Editorial and fashion photography are often portrayed as at odds with each other, as though appreciating one means you could not possibly understand the other. Obviously, photographers from each side borrow heavily from the other, but the myth has persisted nonetheless. A recent personal project by Micaiah Carter shows how by combining elements from each, you can elevate everything about your work.
Carter is the kind of photographer who somehow makes Pharrell and Taraji P. Henson feel like just some cool kids who stumbled into his backyard and happened to do a fashion shoot. A part of the highly regarded New Black Vanguard, he already has an enviable celebrity portfolio and has worked with major brands.
After the death of his dad, who was a major influence on his early work, Carter turned his camera toward his family for the first time. He used his background in fashion to create a space where intimate scenes could unfold, not candidly exactly, but not posed either. Usually based in New York, Carter spent time during the pandemic in his hometown in California, staying in a rented house similar to the one he grew up in. The resulting photos examine the quiet moments of joy in Black family life, mixed with some of his more daring fashion work. They are now on display in American Black Beauty Vol. 1, his first solo exhibition in New York. Carter took the time to talk with us in a phone interview about representation, his father, and what it means to be home.
This interview has been edited for clarity.
Let's start at the beginning, tell me about your dad and tell me about this project.
When he passed, I wanted to just get back into my work and connect more with my family. I also think I wanted to connect with my younger self. That was a big part of what I was doing, photographing my nieces and my nephews and my brothers, because I never really spent that much time around them growing up. It gave me a chance to process what I was going through, and also to be able to be creative with them, which was a new thing.
A lot of the work that I was shooting before was fashion work, but it was inspired by my dad. I wanted to combine the new fashion work that I had created in honor of him, but then also combine the more personal work as well.
Is your dad how you got into photography?
Kind of. It was half because of him and half because of me growing up on social media. There, I got to see images that I never got to see where I'm from, which is a small town in California. It opened my eyes up to what creativity could do with photography, especially with fashion photography.
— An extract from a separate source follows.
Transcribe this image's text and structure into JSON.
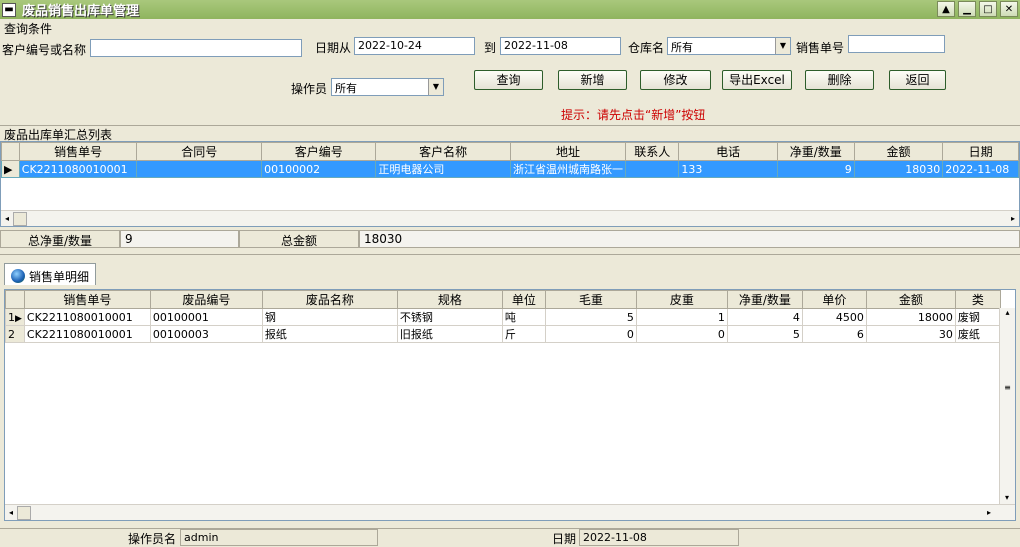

You've gotten some good recognition for your fashion photography. You've been in the New Black Vanguard. You've worked with all kinds of amazing clients. Can you talk a little bit about your fashion photography and how this project is different?
It's more personal. I wasn't thinking in that headspace, it reminded me of how I was shooting in college. I just wanted to create images that spoke to not only me, but that I had representation of all types of people, all types of hair textures, all types of people that I grew up with. I wanted to see more of that in these artistic and fine art spaces. So I chose to go that way.
Can you talk about an image that you really feel encapsulates the whole project?
The photo of my brothers and my two nieces — that was the one where I said, you know, this is what I want to create. I felt like a part of it. I felt like I was really diving deep into what my connection means and celebrating my brother's connection of being a single father to his kids.
How did your family react to you taking pictures of them?
They've been supporting me throughout my whole career. It's kind of like a full-circle moment. It's actually really beautiful.
Can you talk a little bit about what future you're hoping to see for young Black kids?
For them to see themselves, not in a way that people assume [they should be], but what they bring to the table — from their own discoveries and from their own enjoyments and hobbies and really broadening the spectrum of what people think a Black person or a Black kid should be.
How did you work that into your pictures?
By being honest and putting myself in their shoes. I wanted this to feel like if I was them, what would I wanna see? What would I miss out on in my representation growing up? I think that was like the core of that.
Are you going to keep documenting your family in this way?
It's like a whole new way of how I want to approach my work, my personal work. That's why it says “Volume 1,” because I'll be working on this until I feel like I really told the story, the full story, that I want to tell.
Can you give a preview of what is the story you want to tell?
Cherishing the American Black view. I came up with the name [of the project] during the George Floyd protests, and all that was happening during 2020. I almost felt a lack of Black Americans being seen and showcasing what that really is like in America. That made me start thinking about my nieces and about my family and where my lineage came from. I want people to feel like they see themselves, or they see a part of themselves, they see a family member, just something that they can relate to, that's very honest and very straightforward.
I want them to feel like they're at home. That's the goal, especially for Black people. I want them to feel like they're at home and they can relate to all the things that are common in the American Black experience.